General remarks. Blepharocaryaceae, Julianiaceae, Pistaciaceae and Podoaceae (q.v.) are dubiously justifiable as distinct families, with frequent occurrence of monoecism and dioecism complicating foral morphological comparisons.

Economic uses, etc. Including commercially important fruits — cashew-nut (Anacardium, and the fleshy peduncle, ‘cashew-apple’), mango (Mangifera), Jamaica plum, hog-plum, imbu (Spondias). Resins, oils and lacquers from Toxicodendron.

Illustrations. • Androtium astylum: Hook. Ic. Pl. 28 (1902). • Le Maout and Decaisne: Cotinus coggygria, as Rhus. • Duvaua longifolia: Bot. Reg. 29 (59), 1843. • Gluta curtisii, as Melanorhoea: Hook. Ic. Pl. 16 (1866). • Lannea schimperi: Thonner. • Mangifera indica: Bot. Mag. 76 (1850). • Melanochyla tomentosa: Hook. Ic. Pl. 13 (1877–79). • Nothopegia racemosa, as Glycycarpus: Hook. Ic. Pl. 9 (1852). • Rhus crenata: Codd, Fl. of Southern Africa 19 (1993). • Rhus gueinzii and R. sekhukhuniensis: Codd, Fl. of Southern Africa 19 (1993). • Rhus coriaria, R. chinensis (as semialata) and R. suicedanea, with Ozoroa insignis and O. verticillata (as Heeria): Nat. Pflanzenfam. 3 (1896). • Rhus typhina: Sargent, Silva of N. America 3 (1899). • Spondias pinnata (as S. mangifera): R. Wight (1840). • Sclerocarya caffra, Odina. • Toxicodendron radicans and T. vernicifluum, with Rhus coriaria: Flora of the U.S.S.R. 14 (1949).

We advise against extracting comparative information from the descriptions.
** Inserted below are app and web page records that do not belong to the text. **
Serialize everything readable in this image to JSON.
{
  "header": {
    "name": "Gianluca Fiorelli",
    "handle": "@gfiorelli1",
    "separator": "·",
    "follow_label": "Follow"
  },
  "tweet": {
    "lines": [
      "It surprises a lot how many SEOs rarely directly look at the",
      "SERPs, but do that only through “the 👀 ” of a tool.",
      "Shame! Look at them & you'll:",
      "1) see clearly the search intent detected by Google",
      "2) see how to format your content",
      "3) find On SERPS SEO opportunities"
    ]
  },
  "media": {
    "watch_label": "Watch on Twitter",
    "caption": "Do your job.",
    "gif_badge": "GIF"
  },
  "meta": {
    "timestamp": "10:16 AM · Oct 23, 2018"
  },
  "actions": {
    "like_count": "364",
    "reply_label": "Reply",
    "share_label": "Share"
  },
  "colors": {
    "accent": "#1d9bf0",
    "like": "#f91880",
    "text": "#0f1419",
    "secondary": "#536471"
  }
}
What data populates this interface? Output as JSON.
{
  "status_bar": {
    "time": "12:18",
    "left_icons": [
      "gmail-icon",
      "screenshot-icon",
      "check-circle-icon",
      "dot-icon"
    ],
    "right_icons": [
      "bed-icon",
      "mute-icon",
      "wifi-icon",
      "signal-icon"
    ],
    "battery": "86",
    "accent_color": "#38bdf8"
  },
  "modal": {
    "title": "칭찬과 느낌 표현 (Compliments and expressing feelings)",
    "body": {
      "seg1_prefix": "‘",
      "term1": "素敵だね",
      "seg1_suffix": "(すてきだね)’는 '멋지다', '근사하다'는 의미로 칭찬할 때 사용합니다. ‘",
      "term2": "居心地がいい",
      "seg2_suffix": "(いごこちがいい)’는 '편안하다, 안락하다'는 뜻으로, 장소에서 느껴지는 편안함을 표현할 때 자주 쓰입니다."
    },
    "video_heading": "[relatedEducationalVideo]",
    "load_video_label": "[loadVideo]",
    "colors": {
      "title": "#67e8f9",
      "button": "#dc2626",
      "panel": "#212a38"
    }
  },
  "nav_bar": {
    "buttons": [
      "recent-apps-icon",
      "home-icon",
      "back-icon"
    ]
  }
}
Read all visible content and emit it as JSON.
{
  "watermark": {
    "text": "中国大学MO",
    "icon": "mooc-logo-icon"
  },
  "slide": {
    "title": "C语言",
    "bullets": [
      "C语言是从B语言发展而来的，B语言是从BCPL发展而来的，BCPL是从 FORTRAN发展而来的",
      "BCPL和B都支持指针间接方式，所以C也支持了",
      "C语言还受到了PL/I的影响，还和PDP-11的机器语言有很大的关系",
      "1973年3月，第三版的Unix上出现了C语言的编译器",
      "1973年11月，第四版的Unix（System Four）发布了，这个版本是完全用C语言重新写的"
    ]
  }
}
This is much more easily achieved using the DELTA data files or the interactive key, which allows access to the character list, illustrations, full and partial descriptions, diagnostic descriptions, differences and similarities between taxa, lists of taxa exhibiting or lacking specified attributes, distributions of character states within any set of taxa, geographical distribution, genera included in each family, and classifications (Dahlgren; Dahlgren, Clifford, and Yeo; Cronquist; APG). See also Guidelines for using data taken from Web publications.

Cite this publication as: ‘Watson, L., and Dallwitz, M.J. 1992 onwards. The families of flowering plants: descriptions, illustrations, identification, and information retrieval. Version: 15th April 2018.’.